## Assignment
Here are some records. Print all of them exactly.

** Opening Recorded data block **

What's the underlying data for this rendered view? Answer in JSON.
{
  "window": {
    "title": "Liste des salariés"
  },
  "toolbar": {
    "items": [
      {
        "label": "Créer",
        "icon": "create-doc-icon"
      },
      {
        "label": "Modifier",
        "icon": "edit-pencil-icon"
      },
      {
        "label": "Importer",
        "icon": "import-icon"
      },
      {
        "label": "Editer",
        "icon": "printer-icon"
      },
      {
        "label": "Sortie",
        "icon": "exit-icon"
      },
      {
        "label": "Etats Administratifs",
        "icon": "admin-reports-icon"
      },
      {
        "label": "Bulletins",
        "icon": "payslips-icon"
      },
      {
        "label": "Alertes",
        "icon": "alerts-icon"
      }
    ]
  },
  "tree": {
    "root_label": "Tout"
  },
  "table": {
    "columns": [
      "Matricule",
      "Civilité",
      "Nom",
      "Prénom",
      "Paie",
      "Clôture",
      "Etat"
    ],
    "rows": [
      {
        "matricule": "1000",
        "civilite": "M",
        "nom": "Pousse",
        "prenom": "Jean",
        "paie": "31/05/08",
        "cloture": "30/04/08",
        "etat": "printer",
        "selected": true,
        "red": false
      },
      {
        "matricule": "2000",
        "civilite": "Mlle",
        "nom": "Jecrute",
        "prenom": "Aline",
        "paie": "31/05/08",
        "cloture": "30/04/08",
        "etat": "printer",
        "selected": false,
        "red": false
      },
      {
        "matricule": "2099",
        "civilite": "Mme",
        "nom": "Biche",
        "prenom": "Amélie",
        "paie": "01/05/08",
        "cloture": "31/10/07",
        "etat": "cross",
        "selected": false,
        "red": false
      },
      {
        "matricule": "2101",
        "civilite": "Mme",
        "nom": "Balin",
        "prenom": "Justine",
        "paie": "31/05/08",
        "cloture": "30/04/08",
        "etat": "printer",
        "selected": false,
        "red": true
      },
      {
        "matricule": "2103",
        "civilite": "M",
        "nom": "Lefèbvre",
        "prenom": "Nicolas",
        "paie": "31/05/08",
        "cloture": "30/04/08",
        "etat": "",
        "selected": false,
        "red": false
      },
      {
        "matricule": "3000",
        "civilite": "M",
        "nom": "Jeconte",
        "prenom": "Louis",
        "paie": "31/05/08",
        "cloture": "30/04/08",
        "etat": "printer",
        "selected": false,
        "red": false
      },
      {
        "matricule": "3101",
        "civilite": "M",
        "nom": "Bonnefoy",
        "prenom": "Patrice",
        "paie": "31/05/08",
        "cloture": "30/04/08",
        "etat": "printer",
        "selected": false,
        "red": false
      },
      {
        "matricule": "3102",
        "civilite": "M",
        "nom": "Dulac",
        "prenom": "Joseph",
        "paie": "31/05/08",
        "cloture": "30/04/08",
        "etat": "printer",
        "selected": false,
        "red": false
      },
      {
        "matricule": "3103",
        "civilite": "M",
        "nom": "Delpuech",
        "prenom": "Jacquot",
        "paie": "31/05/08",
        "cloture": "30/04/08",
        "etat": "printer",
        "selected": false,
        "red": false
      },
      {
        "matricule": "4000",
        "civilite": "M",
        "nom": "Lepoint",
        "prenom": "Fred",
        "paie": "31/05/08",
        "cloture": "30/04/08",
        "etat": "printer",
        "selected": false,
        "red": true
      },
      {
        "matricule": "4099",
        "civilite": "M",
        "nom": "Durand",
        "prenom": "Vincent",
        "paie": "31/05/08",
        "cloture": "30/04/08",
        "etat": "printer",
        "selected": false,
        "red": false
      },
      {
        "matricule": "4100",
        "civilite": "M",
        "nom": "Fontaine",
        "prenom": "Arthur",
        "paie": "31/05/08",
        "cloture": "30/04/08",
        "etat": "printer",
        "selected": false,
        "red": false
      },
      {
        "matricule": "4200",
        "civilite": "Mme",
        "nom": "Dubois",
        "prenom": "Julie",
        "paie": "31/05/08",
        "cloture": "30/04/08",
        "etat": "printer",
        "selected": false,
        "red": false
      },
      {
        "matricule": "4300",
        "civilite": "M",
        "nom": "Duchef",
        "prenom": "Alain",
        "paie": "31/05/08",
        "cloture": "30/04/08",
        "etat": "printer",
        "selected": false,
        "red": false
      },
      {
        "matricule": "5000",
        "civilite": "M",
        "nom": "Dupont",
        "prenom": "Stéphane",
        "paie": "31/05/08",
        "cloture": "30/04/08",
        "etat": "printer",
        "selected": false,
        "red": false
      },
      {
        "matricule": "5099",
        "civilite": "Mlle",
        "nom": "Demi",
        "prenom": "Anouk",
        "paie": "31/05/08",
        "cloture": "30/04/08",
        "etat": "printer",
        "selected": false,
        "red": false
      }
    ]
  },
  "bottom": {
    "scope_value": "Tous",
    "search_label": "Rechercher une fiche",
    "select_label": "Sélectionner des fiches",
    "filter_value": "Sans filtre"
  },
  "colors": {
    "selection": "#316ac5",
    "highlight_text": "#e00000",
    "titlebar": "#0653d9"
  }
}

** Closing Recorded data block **

## Your response
What's the underlying data for this rendered view? Answer in JSON.
{
  "window": {
    "title": "Liste des salariés"
  },
  "toolbar": {
    "items": [
      {
        "label": "Créer",
        "icon": "create-doc-icon"
      },
      {
        "label": "Modifier",
        "icon": "edit-pencil-icon"
      },
      {
        "label": "Importer",
        "icon": "import-icon"
      },
      {
        "label": "Editer",
        "icon": "printer-icon"
      },
      {
        "label": "Sortie",
        "icon": "exit-icon"
      },
      {
        "label": "Etats Administratifs",
        "icon": "admin-reports-icon"
      },
      {
        "label": "Bulletins",
        "icon": "payslips-icon"
      },
      {
        "label": "Alertes",
        "icon": "alerts-icon"
      }
    ]
  },
  "tree": {
    "root_label": "Tout"
  },
  "table": {
    "columns": [
      "Matricule",
      "Civilité",
      "Nom",
      "Prénom",
      "Paie",
      "Clôture",
      "Etat"
    ],
    "rows": [
      {
        "matricule": "1000",
        "civilite": "M",
        "nom": "Pousse",
        "prenom": "Jean",
        "paie": "31/05/08",
        "cloture": "30/04/08",
        "etat": "printer",
        "selected": true,
        "red": false
      },
      {
        "matricule": "2000",
        "civilite": "Mlle",
        "nom": "Jecrute",
        "prenom": "Aline",
        "paie": "31/05/08",
        "cloture": "30/04/08",
        "etat": "printer",
        "selected": false,
        "red": false
      },
      {
        "matricule": "2099",
        "civilite": "Mme",
        "nom": "Biche",
        "prenom": "Amélie",
        "paie": "01/05/08",
        "cloture": "31/10/07",
        "etat": "cross",
        "selected": false,
        "red": false
      },
      {
        "matricule": "2101",
        "civilite": "Mme",
        "nom": "Balin",
        "prenom": "Justine",
        "paie": "31/05/08",
        "cloture": "30/04/08",
        "etat": "printer",
        "selected": false,
        "red": true
      },
      {
        "matricule": "2103",
        "civilite": "M",
        "nom": "Lefèbvre",
        "prenom": "Nicolas",
        "paie": "31/05/08",
        "cloture": "30/04/08",
        "etat": "",
        "selected": false,
        "red": false
      },
      {
        "matricule": "3000",
        "civilite": "M",
        "nom": "Jeconte",
        "prenom": "Louis",
        "paie": "31/05/08",
        "cloture": "30/04/08",
        "etat": "printer",
        "selected": false,
        "red": false
      },
      {
        "matricule": "3101",
        "civilite": "M",
        "nom": "Bonnefoy",
        "prenom": "Patrice",
        "paie": "31/05/08",
        "cloture": "30/04/08",
        "etat": "printer",
        "selected": false,
        "red": false
      },
      {
        "matricule": "3102",
        "civilite": "M",
        "nom": "Dulac",
        "prenom": "Joseph",
        "paie": "31/05/08",
        "cloture": "30/04/08",
        "etat": "printer",
        "selected": false,
        "red": false
      },
      {
        "matricule": "3103",
        "civilite": "M",
        "nom": "Delpuech",
        "prenom": "Jacquot",
        "paie": "31/05/08",
        "cloture": "30/04/08",
        "etat": "printer",
        "selected": false,
        "red": false
      },
      {
        "matricule": "4000",
        "civilite": "M",
        "nom": "Lepoint",
        "prenom": "Fred",
        "paie": "31/05/08",
        "cloture": "30/04/08",
        "etat": "printer",
        "selected": false,
        "red": true
      },
      {
        "matricule": "4099",
        "civilite": "M",
        "nom": "Durand",
        "prenom": "Vincent",
        "paie": "31/05/08",
        "cloture": "30/04/08",
        "etat": "printer",
        "selected": false,
        "red": false
      },
      {
        "matricule": "4100",
        "civilite": "M",
        "nom": "Fontaine",
        "prenom": "Arthur",
        "paie": "31/05/08",
        "cloture": "30/04/08",
        "etat": "printer",
        "selected": false,
        "red": false
      },
      {
        "matricule": "4200",
        "civilite": "Mme",
        "nom": "Dubois",
        "prenom": "Julie",
        "paie": "31/05/08",
        "cloture": "30/04/08",
        "etat": "printer",
        "selected": false,
        "red": false
      },
      {
        "matricule": "4300",
        "civilite": "M",
        "nom": "Duchef",
        "prenom": "Alain",
        "paie": "31/05/08",
        "cloture": "30/04/08",
        "etat": "printer",
        "selected": false,
        "red": false
      },
      {
        "matricule": "5000",
        "civilite": "M",
        "nom": "Dupont",
        "prenom": "Stéphane",
        "paie": "31/05/08",
        "cloture": "30/04/08",
        "etat": "printer",
        "selected": false,
        "red": false
      },
      {
        "matricule": "5099",
        "civilite": "Mlle",
        "nom": "Demi",
        "prenom": "Anouk",
        "paie": "31/05/08",
        "cloture": "30/04/08",
        "etat": "printer",
        "selected": false,
        "red": false
      }
    ]
  },
  "bottom": {
    "scope_value": "Tous",
    "search_label": "Rechercher une fiche",
    "select_label": "Sélectionner des fiches",
    "filter_value": "Sans filtre"
  },
  "colors": {
    "selection": "#316ac5",
    "highlight_text": "#e00000",
    "titlebar": "#0653d9"
  }
}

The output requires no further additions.